369. Telegram From the Embassy in Turkey to the Department of State0

332. Department telegram 212.1 We have reviewed with [less than 1 line of source text not declassified] in detail their reports on Turkes. We feel plans and intentions revealed entirely consistent with our assessment of Turkes. As to likelihood these plans for coup could succeed, following factors need be borne in mind:

Effective power in Turkey today held by established military with no apparent split at top level. We do not consider so-called forces solidarity a separate movement but rather form of undertaking among those presently in control to support certain principles. As long as this unity of purpose continues, it will be exceedingly difficult to organize effective coup.
Most Turks in military and practically all in civilian life today desire return to civil government through free elections. While military and civilians might well disagree on role military to play after elections, there is agreement on basic objective. Therefore any move toward coup would have to run against current of popular sentiment. While many people are concerned about outcome of trials and elections, base for organizing coup hardly exists today.
We do not know size of so-called Turkes organization but what we do know indicates that it comprises relatively junior officers without many people in key jobs. While one must assume there is larger organization unknown to us, there is no evidence to suggest larger organization would include military leaders with important command positions. Turkes also faces problem of operating from outside country.2
[less than 1 line of source text not declassified] and Embassy have reports of unrest among junior officers in army. Their restlessness apparently still takes form of criticizing democrats for present ills, belief trials dragged on too long without needed punishment, desire see more reforms before government returned to corrupt politicians. It is our belief this group is unorganized and not one and same with Turkes supporters, [Page 708] though it could easily become fruitful field for Turkes philosophy.

On balance we conclude that successful coup by Turkes in relatively near future unlikely. Different hypothetical outcome of trials and elections would not alter this conclusion. On other hand, if political scene deteriorates seriously after the elections, Turkes and his supporters would be able to improve considerably their position within armed forces and hence chances for successful coup. Question then might be one of timing. If established military moved first to reassume control of government, chances of coup by Turkes against military would be small. But if military allowed things to rock along with civilian government making demonstration of its inability to cope with problems of government, opportunity for successful move on part of younger officers would be enhanced.

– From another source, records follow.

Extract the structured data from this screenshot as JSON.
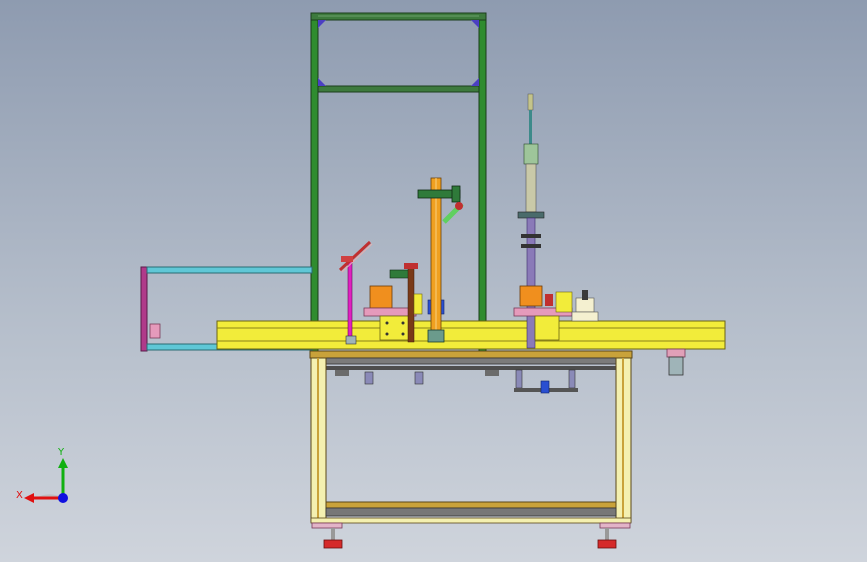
{
  "triad": {
    "x_label": "X",
    "y_label": "Y"
  },
  "colors": {
    "background_top": "#8e9bb0",
    "background_bottom": "#cfd4dc",
    "frame_green": "#2f8c2f",
    "table_yellow": "#f2ec3a",
    "axis_x": "#e01010",
    "axis_y": "#10b010",
    "axis_z": "#1010e0"
  }
}
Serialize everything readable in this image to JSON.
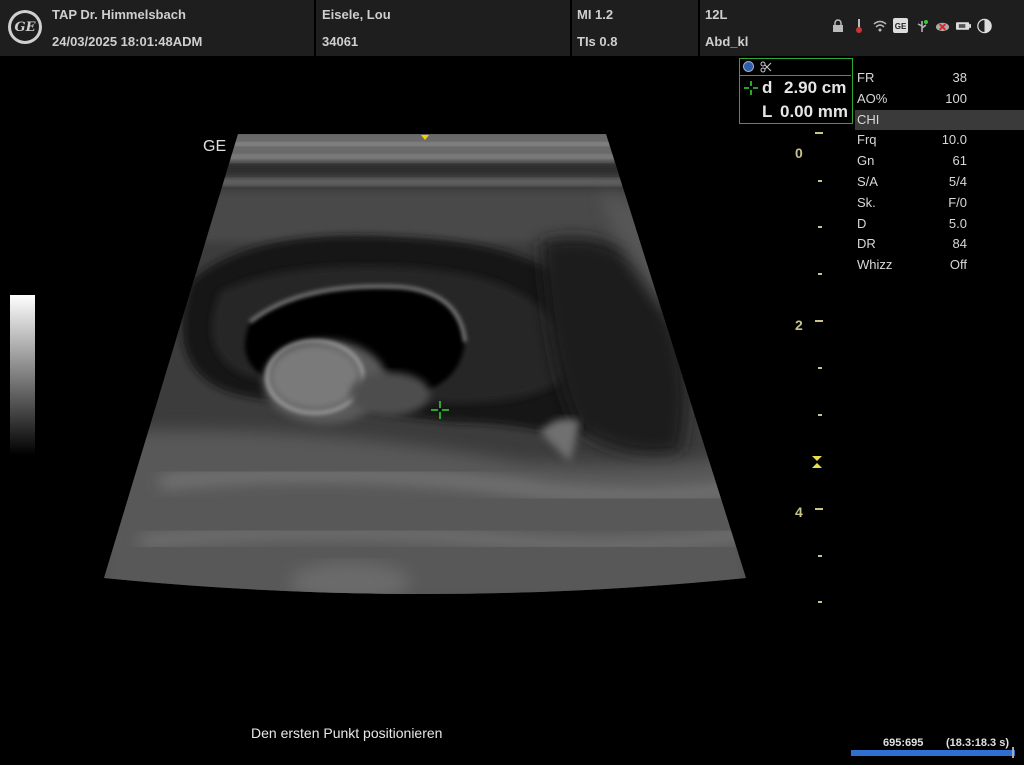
{
  "header": {
    "institution": "TAP Dr. Himmelsbach",
    "datetime": "24/03/2025 18:01:48ADM",
    "patient_name": "Eisele, Lou",
    "patient_id": "34061",
    "mi": "MI 1.2",
    "tis": "TIs 0.8",
    "probe": "12L",
    "preset": "Abd_kl",
    "logo_text": "GE"
  },
  "status_icons": [
    "lock-icon",
    "thermometer-icon",
    "wifi-icon",
    "ge-service-icon",
    "usb-icon",
    "network-disconnected-icon",
    "battery-icon",
    "contrast-icon"
  ],
  "image": {
    "brand_label": "GE",
    "depth_labels": [
      "0",
      "2",
      "4"
    ]
  },
  "measurement": {
    "d_label": "d",
    "d_value": "2.90 cm",
    "l_label": "L",
    "l_value": "0.00 mm",
    "cursor_color": "#33d633"
  },
  "parameters": [
    {
      "label": "FR",
      "value": "38"
    },
    {
      "label": "AO%",
      "value": "100"
    },
    {
      "label": "CHI",
      "value": ""
    },
    {
      "label": "Frq",
      "value": "10.0"
    },
    {
      "label": "Gn",
      "value": "61"
    },
    {
      "label": "S/A",
      "value": "5/4"
    },
    {
      "label": "Sk.",
      "value": "F/0"
    },
    {
      "label": "D",
      "value": "5.0"
    },
    {
      "label": "DR",
      "value": "84"
    },
    {
      "label": "Whizz",
      "value": "Off"
    }
  ],
  "prompt": "Den ersten Punkt positionieren",
  "cine": {
    "frames": "695:695",
    "time": "(18.3:18.3 s)",
    "progress": 1.0
  },
  "colors": {
    "scale_color": "#c9c48a",
    "measure_border": "#2ea82e",
    "cine_bar": "#2f6fd0"
  }
}
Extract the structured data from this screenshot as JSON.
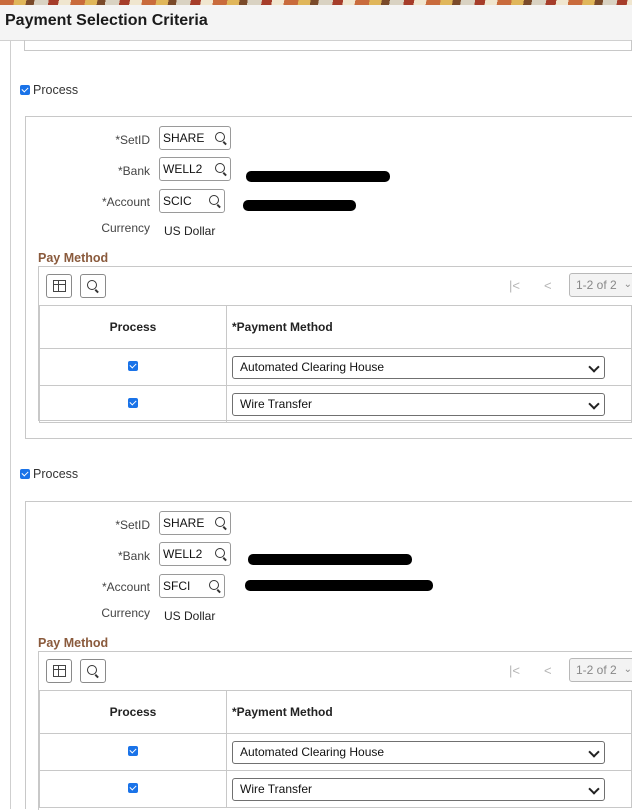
{
  "header": {
    "title": "Payment Selection Criteria"
  },
  "sections": [
    {
      "process_label": "Process",
      "setid": {
        "label": "*SetID",
        "value": "SHARE"
      },
      "bank": {
        "label": "*Bank",
        "value": "WELL2"
      },
      "account": {
        "label": "*Account",
        "value": "SCIC"
      },
      "currency": {
        "label": "Currency",
        "value": "US Dollar"
      },
      "pay_method": {
        "title": "Pay Method",
        "pager": "1-2 of 2",
        "columns": [
          "Process",
          "*Payment Method"
        ],
        "rows": [
          {
            "checked": true,
            "method": "Automated Clearing House"
          },
          {
            "checked": true,
            "method": "Wire Transfer"
          }
        ]
      }
    },
    {
      "process_label": "Process",
      "setid": {
        "label": "*SetID",
        "value": "SHARE"
      },
      "bank": {
        "label": "*Bank",
        "value": "WELL2"
      },
      "account": {
        "label": "*Account",
        "value": "SFCI"
      },
      "currency": {
        "label": "Currency",
        "value": "US Dollar"
      },
      "pay_method": {
        "title": "Pay Method",
        "pager": "1-2 of 2",
        "columns": [
          "Process",
          "*Payment Method"
        ],
        "rows": [
          {
            "checked": true,
            "method": "Automated Clearing House"
          },
          {
            "checked": true,
            "method": "Wire Transfer"
          }
        ]
      }
    }
  ],
  "colors": {
    "accent": "#1a73e8",
    "section_title": "#8a5a3c"
  }
}
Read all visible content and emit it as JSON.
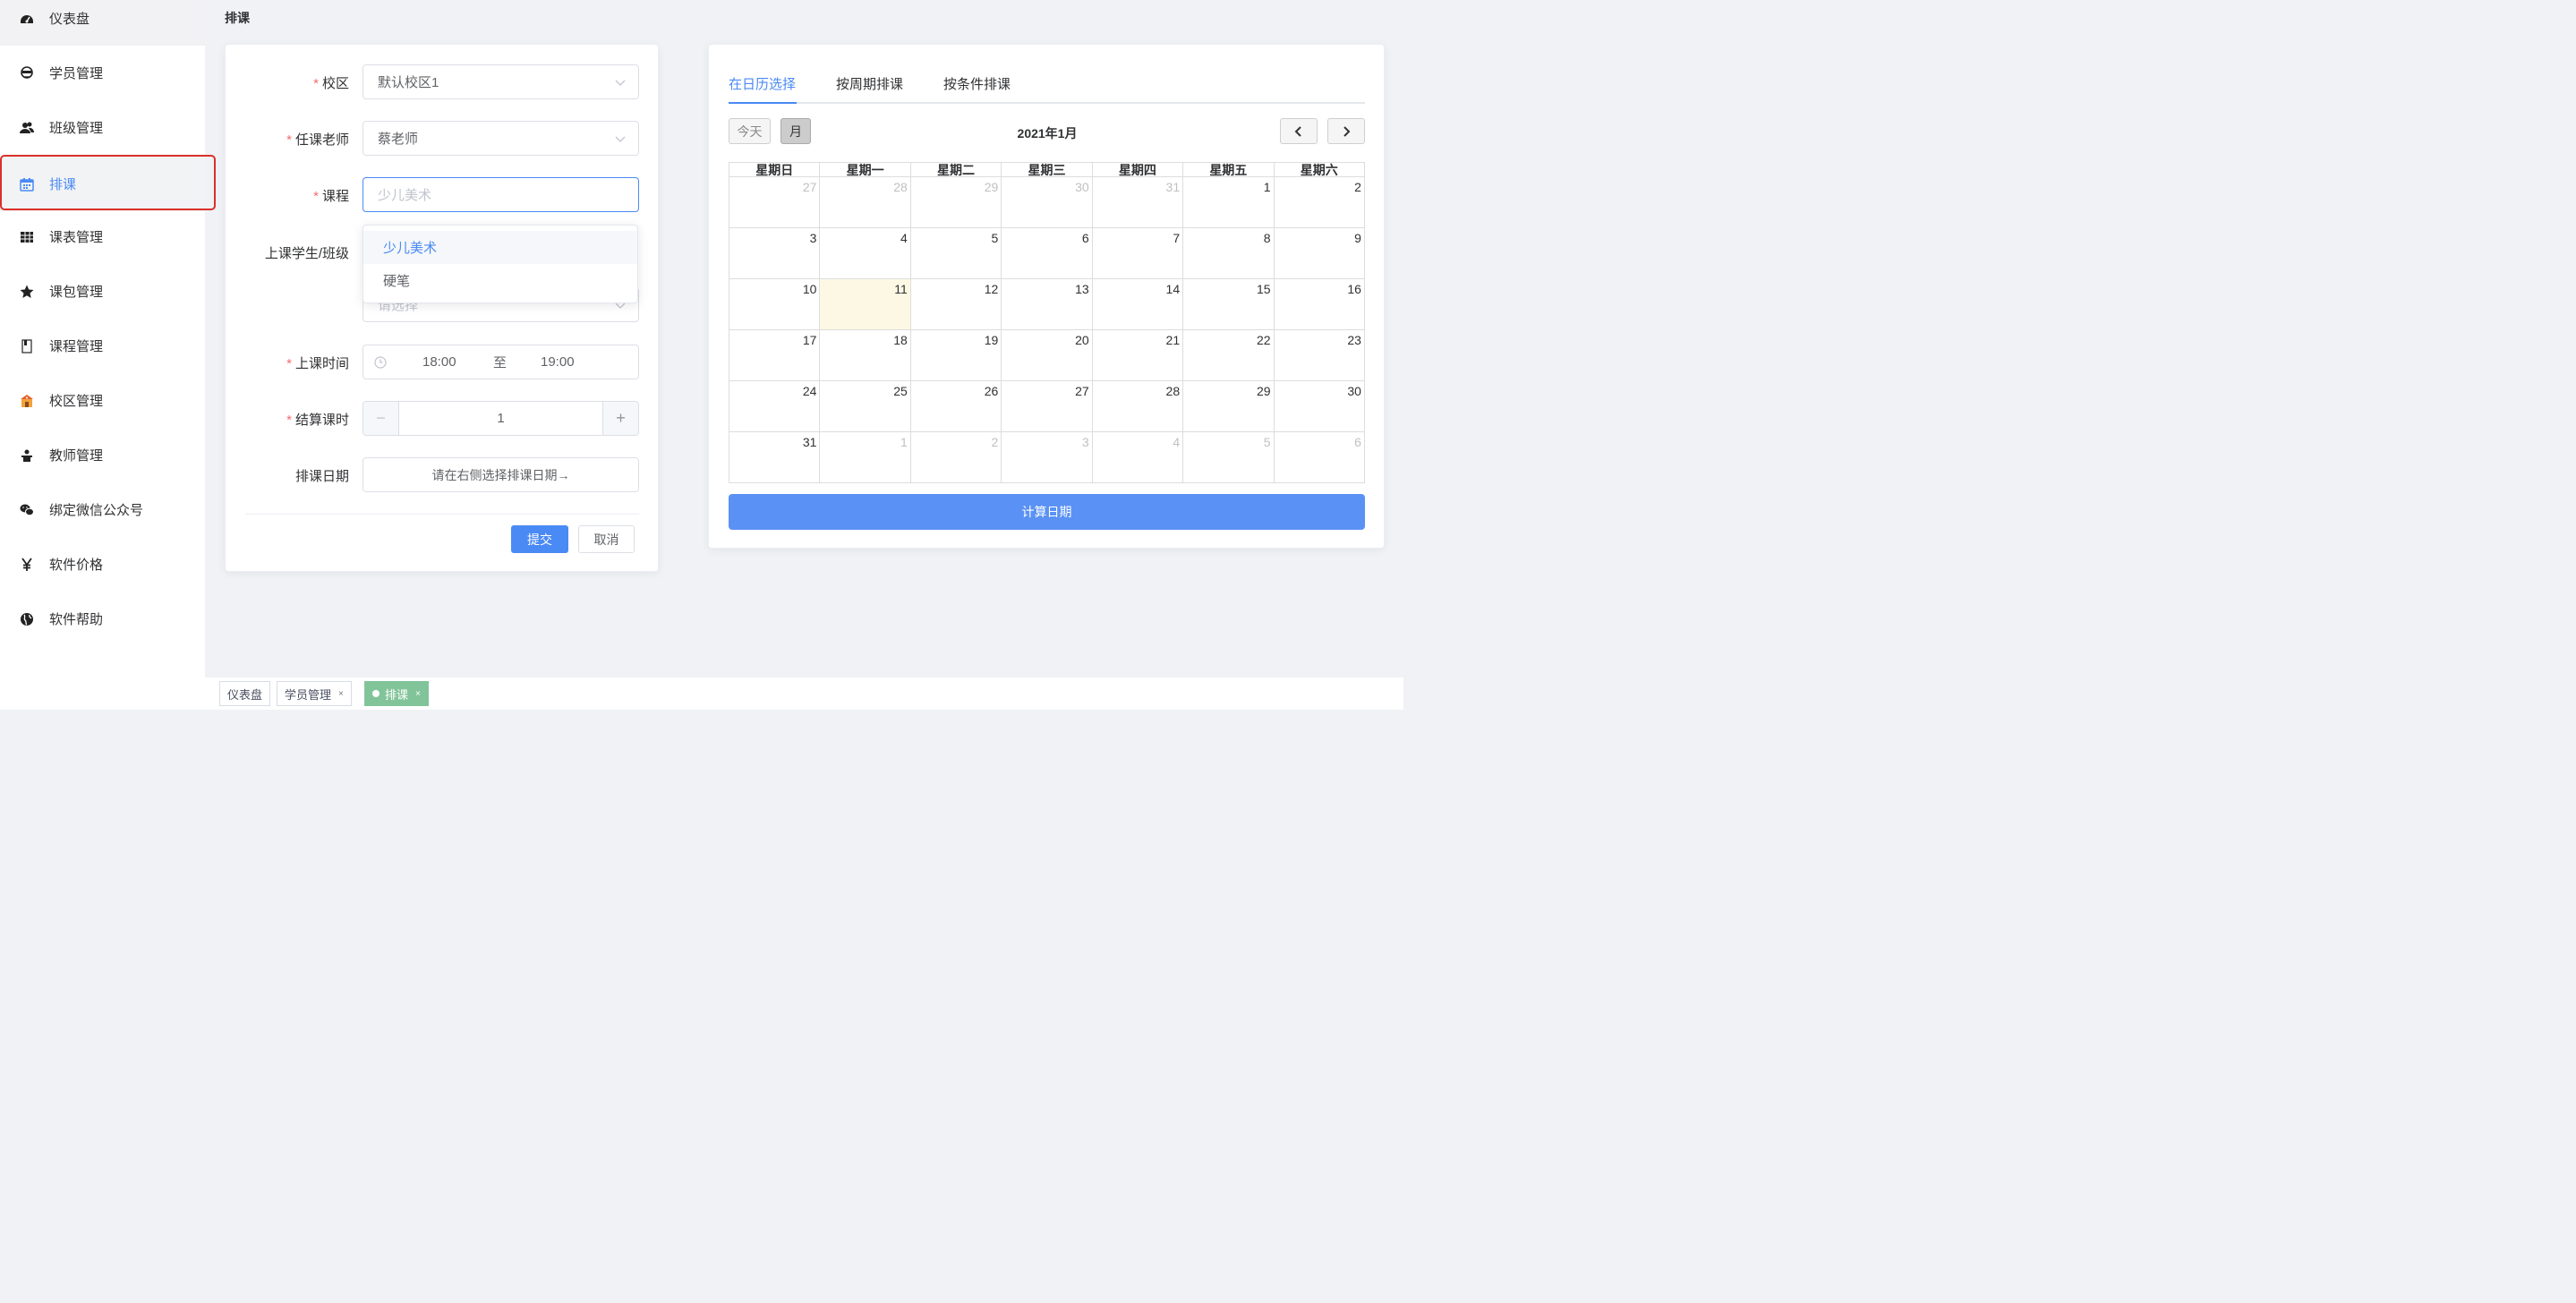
{
  "sidebar": {
    "items": [
      {
        "label": "仪表盘",
        "icon": "dashboard-icon"
      },
      {
        "label": "学员管理",
        "icon": "student-icon"
      },
      {
        "label": "班级管理",
        "icon": "class-icon"
      },
      {
        "label": "排课",
        "icon": "calendar-icon"
      },
      {
        "label": "课表管理",
        "icon": "table-icon"
      },
      {
        "label": "课包管理",
        "icon": "star-icon"
      },
      {
        "label": "课程管理",
        "icon": "book-icon"
      },
      {
        "label": "校区管理",
        "icon": "school-icon"
      },
      {
        "label": "教师管理",
        "icon": "teacher-icon"
      },
      {
        "label": "绑定微信公众号",
        "icon": "wechat-icon"
      },
      {
        "label": "软件价格",
        "icon": "yen-icon"
      },
      {
        "label": "软件帮助",
        "icon": "globe-icon"
      }
    ],
    "active_index": 3
  },
  "header": {
    "title": "排课"
  },
  "form": {
    "campus": {
      "label": "校区",
      "value": "默认校区1"
    },
    "teacher": {
      "label": "任课老师",
      "value": "蔡老师"
    },
    "course": {
      "label": "课程",
      "placeholder": "少儿美术"
    },
    "students": {
      "label": "上课学生/班级",
      "placeholder": "请选择"
    },
    "time": {
      "label": "上课时间",
      "start": "18:00",
      "separator": "至",
      "end": "19:00"
    },
    "hours": {
      "label": "结算课时",
      "value": "1",
      "minus": "−",
      "plus": "+"
    },
    "date": {
      "label": "排课日期",
      "button": "请在右侧选择排课日期→"
    },
    "submit": "提交",
    "cancel": "取消",
    "required_mark": "*"
  },
  "dropdown": {
    "options": [
      "少儿美术",
      "硬笔"
    ],
    "selected": "少儿美术"
  },
  "calendar": {
    "tabs": [
      "在日历选择",
      "按周期排课",
      "按条件排课"
    ],
    "active_tab": "在日历选择",
    "today_button": "今天",
    "month_button": "月",
    "title": "2021年1月",
    "prev": "‹",
    "next": "›",
    "weekdays": [
      "星期日",
      "星期一",
      "星期二",
      "星期三",
      "星期四",
      "星期五",
      "星期六"
    ],
    "weeks": [
      [
        {
          "d": "27",
          "o": true
        },
        {
          "d": "28",
          "o": true
        },
        {
          "d": "29",
          "o": true
        },
        {
          "d": "30",
          "o": true
        },
        {
          "d": "31",
          "o": true
        },
        {
          "d": "1"
        },
        {
          "d": "2"
        }
      ],
      [
        {
          "d": "3"
        },
        {
          "d": "4"
        },
        {
          "d": "5"
        },
        {
          "d": "6"
        },
        {
          "d": "7"
        },
        {
          "d": "8"
        },
        {
          "d": "9"
        }
      ],
      [
        {
          "d": "10"
        },
        {
          "d": "11",
          "today": true
        },
        {
          "d": "12"
        },
        {
          "d": "13"
        },
        {
          "d": "14"
        },
        {
          "d": "15"
        },
        {
          "d": "16"
        }
      ],
      [
        {
          "d": "17"
        },
        {
          "d": "18"
        },
        {
          "d": "19"
        },
        {
          "d": "20"
        },
        {
          "d": "21"
        },
        {
          "d": "22"
        },
        {
          "d": "23"
        }
      ],
      [
        {
          "d": "24"
        },
        {
          "d": "25"
        },
        {
          "d": "26"
        },
        {
          "d": "27"
        },
        {
          "d": "28"
        },
        {
          "d": "29"
        },
        {
          "d": "30"
        }
      ],
      [
        {
          "d": "31"
        },
        {
          "d": "1",
          "o": true
        },
        {
          "d": "2",
          "o": true
        },
        {
          "d": "3",
          "o": true
        },
        {
          "d": "4",
          "o": true
        },
        {
          "d": "5",
          "o": true
        },
        {
          "d": "6",
          "o": true
        }
      ]
    ],
    "calc_button": "计算日期"
  },
  "tags": [
    {
      "label": "仪表盘",
      "closable": false
    },
    {
      "label": "学员管理",
      "closable": true
    },
    {
      "label": "排课",
      "closable": true,
      "active": true
    }
  ],
  "tag_close": "×",
  "colors": {
    "accent": "#4a8af4",
    "required": "#f56c6c",
    "active_tag": "#82c49a",
    "highlight_border": "#d9302a"
  }
}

Foregoing observations directed primarily to answering Department telegram 212. Fact that our present reading of situation is such as to indicate that coup not logical product should not be interpreted as indicating that we regard present situation including both military and civilian aspects as something about which one can feel relaxed. In addition dissatisfaction of junior officers noted above there is tenseness between political parties and certain air of expectancy among people. If disturbances occur as result trials there is always question in current atmosphere whether ordinary soldier would participate wholeheartedly in repressing civilian unrest even if there were no particular problem at officer level. Hopefully army will, as they repeatedly assert they can, keep situation under control. There is also possibility public reaction may not be as strong as some fear.

In sum we seem to be going into situation where another coup in immediate future does not appear in cards for concern. Turkey will face several moments of truth in next few months and how people and government forces react to each could have determining influence on future course events.

  1. Source: Department of State, Central Files, 782.00/9–261. Secret; [distribution indicator not declassified].
  2. Telegram 212, August 24, noted reports of a coup plot led by Alparslan Turkes and requested the Embassy’s assessment “in light uncertainties revolving around termination Yassiada trials and impending elections.” (Ibid., 782.00/8–2461)
  3. Turkes, together with 12 other “radical officers” involved in the May 1960 overthrow of the Menderes regime, had been arrested and flown to Turkish Embassies on November 13, 1960. Turkes was assigned as a political officer to the Embassy in New Delhi.